**Task data**
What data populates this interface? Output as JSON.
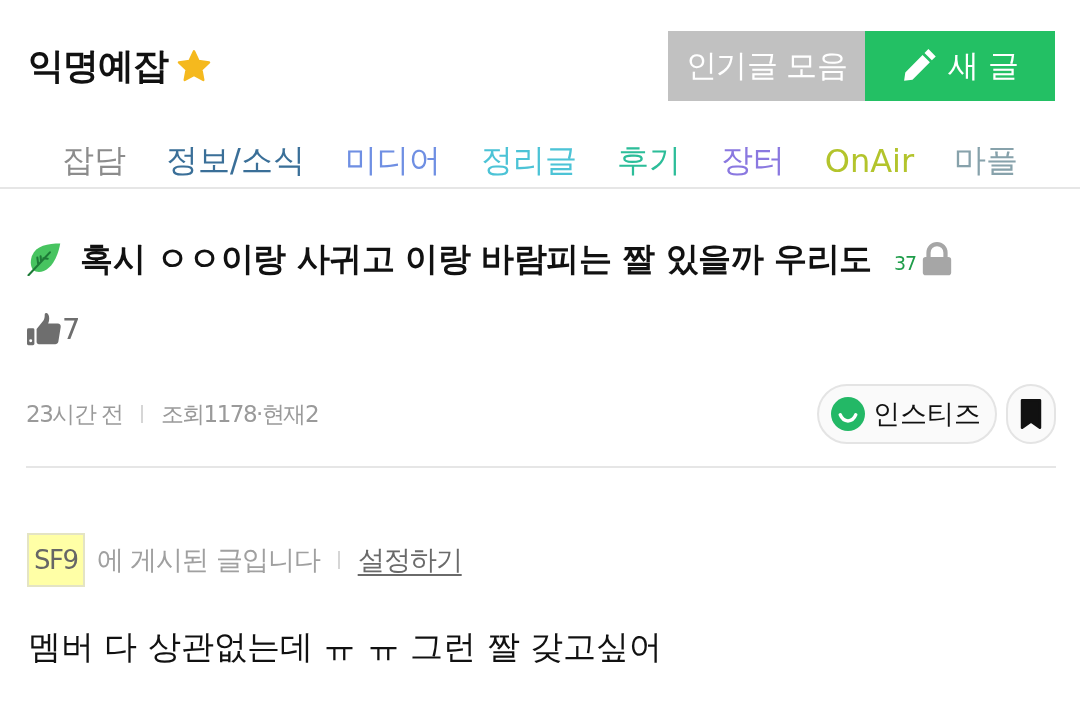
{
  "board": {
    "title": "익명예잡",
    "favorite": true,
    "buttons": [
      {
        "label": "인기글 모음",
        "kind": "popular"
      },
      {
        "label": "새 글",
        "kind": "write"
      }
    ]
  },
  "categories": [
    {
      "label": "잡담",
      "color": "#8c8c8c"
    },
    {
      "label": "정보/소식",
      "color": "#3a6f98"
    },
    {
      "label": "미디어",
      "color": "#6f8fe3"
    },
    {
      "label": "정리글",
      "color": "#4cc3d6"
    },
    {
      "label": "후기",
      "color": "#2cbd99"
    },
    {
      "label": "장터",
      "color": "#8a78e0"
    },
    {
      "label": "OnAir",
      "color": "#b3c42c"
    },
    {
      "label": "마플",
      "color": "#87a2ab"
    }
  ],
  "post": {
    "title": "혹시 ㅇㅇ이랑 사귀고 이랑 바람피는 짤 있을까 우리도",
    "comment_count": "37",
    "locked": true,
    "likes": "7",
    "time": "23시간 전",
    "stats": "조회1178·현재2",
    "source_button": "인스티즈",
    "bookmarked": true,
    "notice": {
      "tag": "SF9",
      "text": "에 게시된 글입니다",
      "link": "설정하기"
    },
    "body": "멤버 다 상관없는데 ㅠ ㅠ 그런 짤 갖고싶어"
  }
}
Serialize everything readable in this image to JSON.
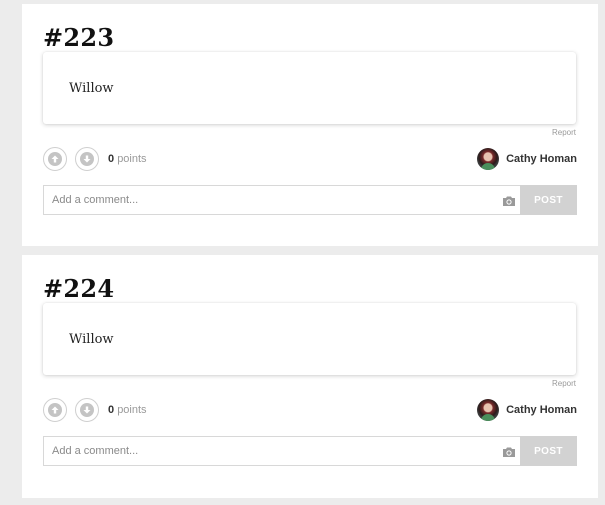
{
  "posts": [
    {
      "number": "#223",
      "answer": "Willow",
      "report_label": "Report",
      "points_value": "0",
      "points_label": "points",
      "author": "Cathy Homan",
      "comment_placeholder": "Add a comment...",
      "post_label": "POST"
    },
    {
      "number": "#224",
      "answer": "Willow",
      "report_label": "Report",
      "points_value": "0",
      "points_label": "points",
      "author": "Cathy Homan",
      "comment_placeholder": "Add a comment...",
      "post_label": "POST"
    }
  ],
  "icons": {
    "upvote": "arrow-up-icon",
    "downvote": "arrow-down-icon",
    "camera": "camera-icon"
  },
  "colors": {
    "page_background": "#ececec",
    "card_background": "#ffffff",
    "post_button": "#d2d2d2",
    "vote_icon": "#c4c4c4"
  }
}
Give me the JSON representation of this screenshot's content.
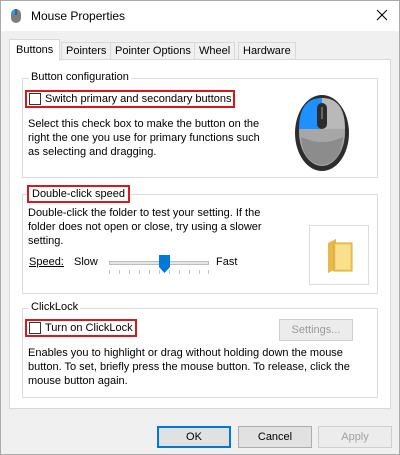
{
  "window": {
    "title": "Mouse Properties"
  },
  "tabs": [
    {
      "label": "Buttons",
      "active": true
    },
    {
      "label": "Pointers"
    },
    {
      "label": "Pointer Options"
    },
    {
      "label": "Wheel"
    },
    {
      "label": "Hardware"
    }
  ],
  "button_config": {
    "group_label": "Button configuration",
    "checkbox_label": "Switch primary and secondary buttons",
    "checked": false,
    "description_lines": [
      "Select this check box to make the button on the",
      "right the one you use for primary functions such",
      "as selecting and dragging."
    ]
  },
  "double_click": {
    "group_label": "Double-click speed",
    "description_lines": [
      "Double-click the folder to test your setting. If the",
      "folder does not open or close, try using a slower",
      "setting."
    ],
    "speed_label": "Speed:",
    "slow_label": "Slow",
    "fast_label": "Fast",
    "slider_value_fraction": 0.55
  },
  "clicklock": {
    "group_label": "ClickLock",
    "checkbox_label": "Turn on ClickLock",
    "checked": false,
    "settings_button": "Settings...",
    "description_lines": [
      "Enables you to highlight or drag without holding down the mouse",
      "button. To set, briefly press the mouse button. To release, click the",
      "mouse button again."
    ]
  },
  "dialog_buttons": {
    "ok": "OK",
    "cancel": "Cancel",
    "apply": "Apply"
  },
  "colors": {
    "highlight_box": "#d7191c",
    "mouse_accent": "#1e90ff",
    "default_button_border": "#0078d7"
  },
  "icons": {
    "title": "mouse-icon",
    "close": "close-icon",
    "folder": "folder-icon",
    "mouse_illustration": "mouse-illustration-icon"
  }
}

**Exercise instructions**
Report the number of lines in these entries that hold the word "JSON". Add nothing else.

**Answer space**
3